Only the future will tell if Spielberg has indeed "lost his blockbuster touch," but the kind of stories he is surrounding himself with gives me hope. The following three blockbuster film projects seem to indicate that the filmmaker's tastes might not be out of tune with the modern general audiences.

Tintin and The BFG were probably not the best choices, but the filmmaker's next film Ready Player One feels like the selection of a younger Spielberg. The story seems to have all the ingredients that audiences could want from a Steven Spielberg film, and unlike The BFG, it has greater star power (Ben Mendelsohn, T.J. Miller, Tye Sheridan, Olivia Cooke, Simon Pegg) and an exciting topical high concept that should attract a larger audience. This film is in production now and the only one we know for sure is getting made but Spielberg's potential blockbuster future shows promise.

Spielberg's adaptation of Daniel H. Wilson's book Robopocalypse also sounded very promising, but who knows if he'll ever make the film. Its a science fiction story told after the robot uprising, a tale many people have likened to the work of late Jurassic Park author Michael Crichton. Adapted for the screen by Drew Goddard (Lost, The Martian, Cabin in the Woods, Cloverfield), the film was once gearing up to be filmed in summer 2013 with Chris Hemsworth, Anne Hathaway and Ben Whishaw before Spielberg put the project on hold indefinitely.

And of course there's Indiana Jones 5 which will reunite Spielberg with Harrison Ford. It seems that Spielberg has something to prove after Indiana Jones and the Kingdom of the Crystal Skull and while the filmmaker says his friend George Lucas will be involved, it will likely be in a minimal capacity.

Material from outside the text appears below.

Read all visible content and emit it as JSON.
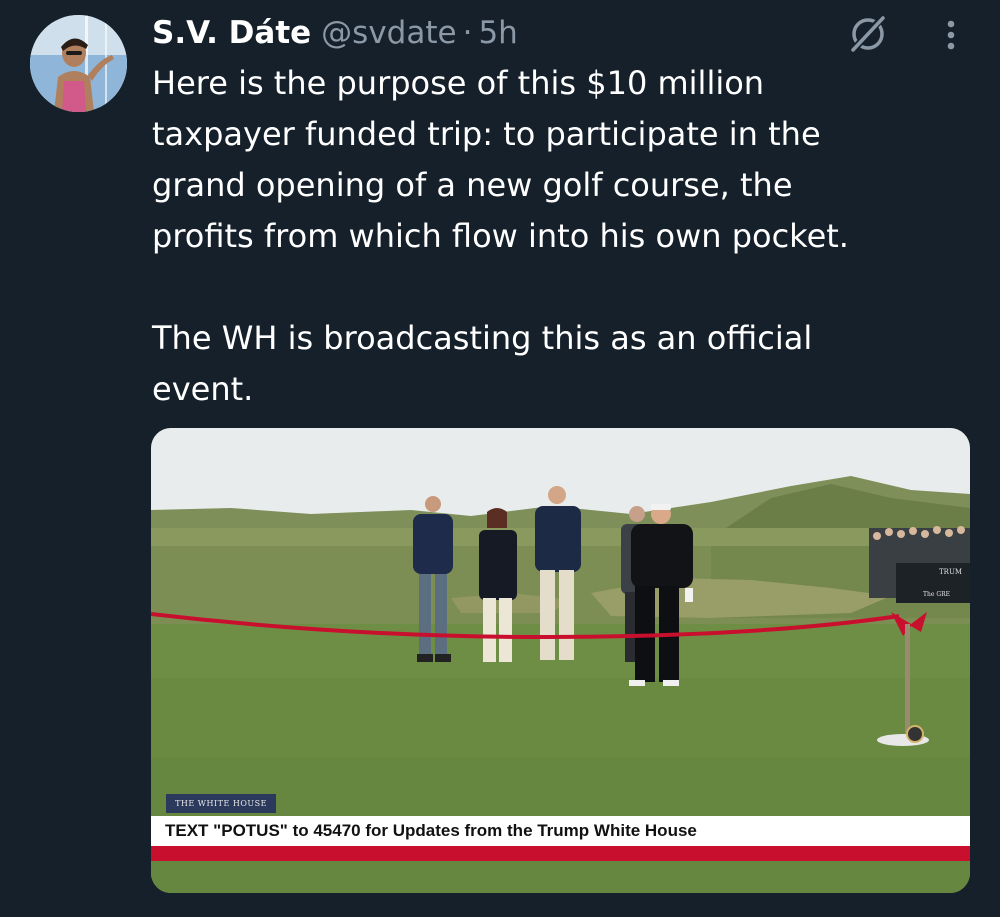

While I'm not sure the Steven Spielberg name brand is enough to sell a movie these days, I think it's too early to make assumptions about Spielberg's blockbuster prowess. The next few years will tell us a lot, and I would never bet against the legendary filmmaker.